#### Task prompt:
The entire listing below is to be written out exactly, minus the pictures.
========================================================================
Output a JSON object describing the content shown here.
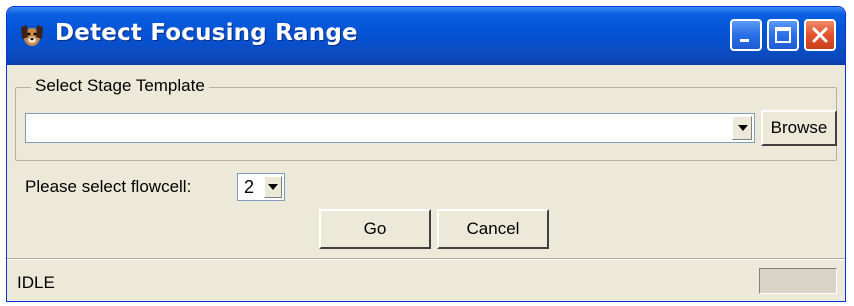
{
  "window": {
    "title": "Detect Focusing Range",
    "icon": "dog-app-icon",
    "controls": [
      "minimize-icon",
      "maximize-icon",
      "close-icon"
    ]
  },
  "stage_template": {
    "group_label": "Select Stage Template",
    "value": "",
    "browse_label": "Browse"
  },
  "flowcell": {
    "label": "Please select flowcell:",
    "selected": "2"
  },
  "actions": {
    "go_label": "Go",
    "cancel_label": "Cancel"
  },
  "status": {
    "text": "IDLE"
  },
  "colors": {
    "titlebar": "#0554d8",
    "window_bg": "#ece9d8",
    "close_button": "#e2532c"
  }
}
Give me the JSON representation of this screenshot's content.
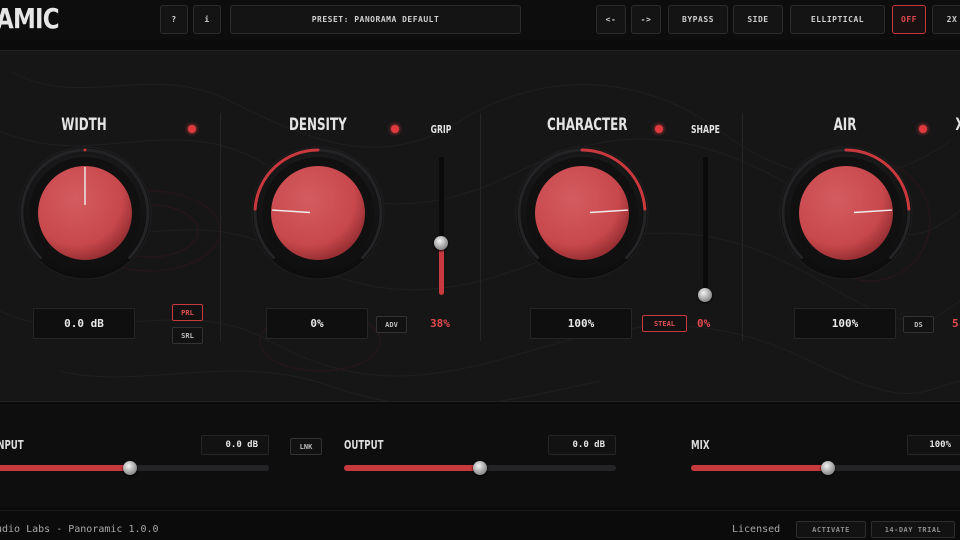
{
  "header": {
    "logo": "AMIC",
    "help_label": "?",
    "info_label": "i",
    "preset_label": "PRESET: PANORAMA DEFAULT",
    "prev_label": "<-",
    "next_label": "->",
    "bypass_label": "BYPASS",
    "side_label": "SIDE",
    "mode_label": "ELLIPTICAL",
    "off_label": "OFF",
    "oversample_label": "2X"
  },
  "modules": {
    "width": {
      "label": "WIDTH",
      "value": "0.0 dB",
      "tag1": "PRL",
      "tag2": "SRL",
      "knob_fraction": 0.5
    },
    "density": {
      "label": "DENSITY",
      "value": "0%",
      "tag": "ADV",
      "knob_fraction": 0.18
    },
    "grip": {
      "label": "GRIP",
      "value": "38%",
      "fraction": 0.38
    },
    "character": {
      "label": "CHARACTER",
      "value": "100%",
      "tag": "STEAL",
      "knob_fraction": 0.82
    },
    "shape": {
      "label": "SHAPE",
      "value": "0%",
      "fraction": 0.0
    },
    "air": {
      "label": "AIR",
      "value": "100%",
      "tag": "DS",
      "knob_fraction": 0.82,
      "extra_label": "X",
      "extra_value": "5"
    }
  },
  "bottom": {
    "input": {
      "label": "INPUT",
      "value": "0.0 dB",
      "fraction": 0.5
    },
    "link_label": "LNK",
    "output": {
      "label": "OUTPUT",
      "value": "0.0 dB",
      "fraction": 0.5
    },
    "mix": {
      "label": "MIX",
      "value": "100%",
      "fraction": 0.5
    }
  },
  "footer": {
    "version_text": "udio Labs - Panoramic 1.0.0",
    "license_text": "Licensed",
    "activate_label": "ACTIVATE",
    "trial_label": "14-DAY TRIAL"
  },
  "colors": {
    "accent": "#e03a3e",
    "knob_red": "#c8484c",
    "background": "#161617"
  }
}
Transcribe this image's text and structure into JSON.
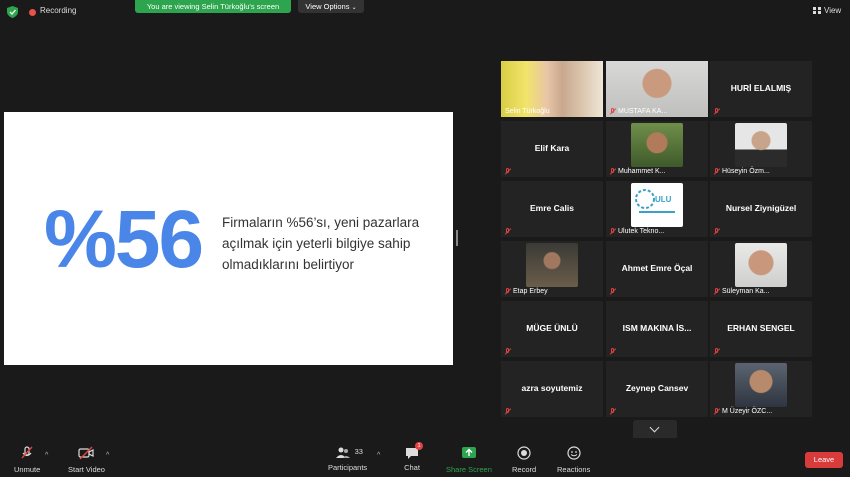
{
  "topbar": {
    "recording_label": "Recording",
    "viewing_label": "You are viewing Selin Türkoğlu's screen",
    "view_options_label": "View Options",
    "view_label": "View"
  },
  "slide": {
    "big_stat": "%56",
    "text": "Firmaların %56’sı, yeni pazarlara açılmak için yeterli bilgiye sahip olmadıklarını belirtiyor"
  },
  "participants": [
    {
      "name": "Selin Türkoğlu",
      "video": true
    },
    {
      "name": "MUSTAFA KA...",
      "video": true
    },
    {
      "name": "HURİ ELALMIŞ",
      "video": false
    },
    {
      "name": "Elif Kara",
      "video": false
    },
    {
      "name": "Muhammet K...",
      "video": true
    },
    {
      "name": "Hüseyin Özm...",
      "video": true
    },
    {
      "name": "Emre Calis",
      "video": false
    },
    {
      "name": "Ulutek Tekno...",
      "video": true
    },
    {
      "name": "Nursel Ziynigüzel",
      "video": false
    },
    {
      "name": "Etap Erbey",
      "video": true
    },
    {
      "name": "Ahmet Emre Öçal",
      "video": false
    },
    {
      "name": "Süleyman Ka...",
      "video": true
    },
    {
      "name": "MÜGE ÜNLÜ",
      "video": false
    },
    {
      "name": "ISM MAKINA İS...",
      "video": false
    },
    {
      "name": "ERHAN SENGEL",
      "video": false
    },
    {
      "name": "azra soyutemiz",
      "video": false
    },
    {
      "name": "Zeynep Cansev",
      "video": false
    },
    {
      "name": "M Üzeyir ÖZC...",
      "video": true
    }
  ],
  "toolbar": {
    "unmute_label": "Unmute",
    "start_video_label": "Start Video",
    "participants_label": "Participants",
    "participants_count": "33",
    "chat_label": "Chat",
    "chat_badge": "1",
    "share_screen_label": "Share Screen",
    "record_label": "Record",
    "reactions_label": "Reactions",
    "leave_label": "Leave"
  },
  "colors": {
    "accent_green": "#2da44e",
    "stat_blue": "#4a86e8",
    "leave_red": "#d93b3b",
    "active_speaker": "#e8d44d"
  }
}
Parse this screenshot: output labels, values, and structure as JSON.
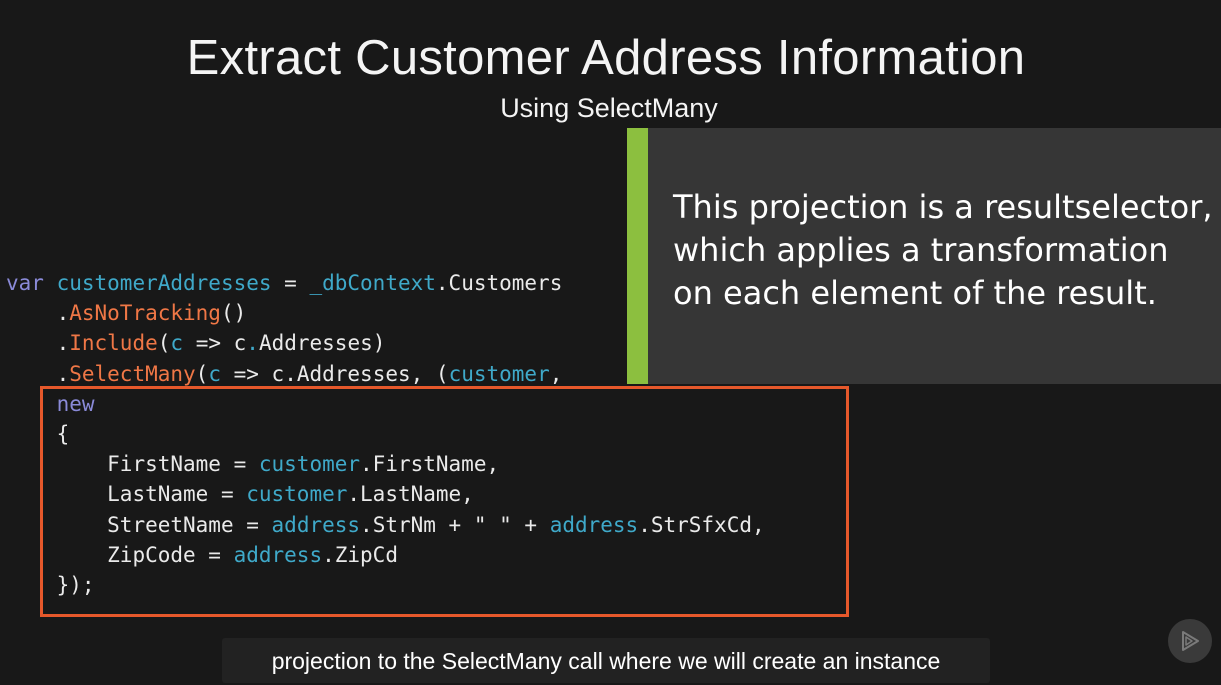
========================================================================
#### Expected output:
Output a JSON object describing the content shown here.
{
  "window": {
    "title": "Detect Focusing Range",
    "icon": "dog-app-icon",
    "controls": [
      "minimize-icon",
      "maximize-icon",
      "close-icon"
    ]
  },
  "stage_template": {
    "group_label": "Select Stage Template",
    "value": "",
    "browse_label": "Browse"
  },
  "flowcell": {
    "label": "Please select flowcell:",
    "selected": "2"
  },
  "actions": {
    "go_label": "Go",
    "cancel_label": "Cancel"
  },
  "status": {
    "text": "IDLE"
  },
  "colors": {
    "titlebar": "#0554d8",
    "window_bg": "#ece9d8",
    "close_button": "#e2532c"
  }
}
Give me the JSON representation of this screenshot's content.
{
  "header": {
    "logo": "AMIC",
    "help_label": "?",
    "info_label": "i",
    "preset_label": "PRESET: PANORAMA DEFAULT",
    "prev_label": "<-",
    "next_label": "->",
    "bypass_label": "BYPASS",
    "side_label": "SIDE",
    "mode_label": "ELLIPTICAL",
    "off_label": "OFF",
    "oversample_label": "2X"
  },
  "modules": {
    "width": {
      "label": "WIDTH",
      "value": "0.0 dB",
      "tag1": "PRL",
      "tag2": "SRL",
      "knob_fraction": 0.5
    },
    "density": {
      "label": "DENSITY",
      "value": "0%",
      "tag": "ADV",
      "knob_fraction": 0.18
    },
    "grip": {
      "label": "GRIP",
      "value": "38%",
      "fraction": 0.38
    },
    "character": {
      "label": "CHARACTER",
      "value": "100%",
      "tag": "STEAL",
      "knob_fraction": 0.82
    },
    "shape": {
      "label": "SHAPE",
      "value": "0%",
      "fraction": 0.0
    },
    "air": {
      "label": "AIR",
      "value": "100%",
      "tag": "DS",
      "knob_fraction": 0.82,
      "extra_label": "X",
      "extra_value": "5"
    }
  },
  "bottom": {
    "input": {
      "label": "INPUT",
      "value": "0.0 dB",
      "fraction": 0.5
    },
    "link_label": "LNK",
    "output": {
      "label": "OUTPUT",
      "value": "0.0 dB",
      "fraction": 0.5
    },
    "mix": {
      "label": "MIX",
      "value": "100%",
      "fraction": 0.5
    }
  },
  "footer": {
    "version_text": "udio Labs - Panoramic 1.0.0",
    "license_text": "Licensed",
    "activate_label": "ACTIVATE",
    "trial_label": "14-DAY TRIAL"
  },
  "colors": {
    "accent": "#e03a3e",
    "knob_red": "#c8484c",
    "background": "#161617"
  }
}
Transcribe this image's text and structure into JSON.
{
  "topbar": {
    "recording_label": "Recording",
    "viewing_label": "You are viewing Selin Türkoğlu's screen",
    "view_options_label": "View Options",
    "view_label": "View"
  },
  "slide": {
    "big_stat": "%56",
    "text": "Firmaların %56’sı, yeni pazarlara açılmak için yeterli bilgiye sahip olmadıklarını belirtiyor"
  },
  "participants": [
    {
      "name": "Selin Türkoğlu",
      "video": true
    },
    {
      "name": "MUSTAFA KA...",
      "video": true
    },
    {
      "name": "HURİ ELALMIŞ",
      "video": false
    },
    {
      "name": "Elif Kara",
      "video": false
    },
    {
      "name": "Muhammet K...",
      "video": true
    },
    {
      "name": "Hüseyin Özm...",
      "video": true
    },
    {
      "name": "Emre Calis",
      "video": false
    },
    {
      "name": "Ulutek Tekno...",
      "video": true
    },
    {
      "name": "Nursel Ziynigüzel",
      "video": false
    },
    {
      "name": "Etap Erbey",
      "video": true
    },
    {
      "name": "Ahmet Emre Öçal",
      "video": false
    },
    {
      "name": "Süleyman Ka...",
      "video": true
    },
    {
      "name": "MÜGE ÜNLÜ",
      "video": false
    },
    {
      "name": "ISM MAKINA İS...",
      "video": false
    },
    {
      "name": "ERHAN SENGEL",
      "video": false
    },
    {
      "name": "azra soyutemiz",
      "video": false
    },
    {
      "name": "Zeynep Cansev",
      "video": false
    },
    {
      "name": "M Üzeyir ÖZC...",
      "video": true
    }
  ],
  "toolbar": {
    "unmute_label": "Unmute",
    "start_video_label": "Start Video",
    "participants_label": "Participants",
    "participants_count": "33",
    "chat_label": "Chat",
    "chat_badge": "1",
    "share_screen_label": "Share Screen",
    "record_label": "Record",
    "reactions_label": "Reactions",
    "leave_label": "Leave"
  },
  "colors": {
    "accent_green": "#2da44e",
    "stat_blue": "#4a86e8",
    "leave_red": "#d93b3b",
    "active_speaker": "#e8d44d"
  }
}
Parse this screenshot: output labels, values, and structure as JSON.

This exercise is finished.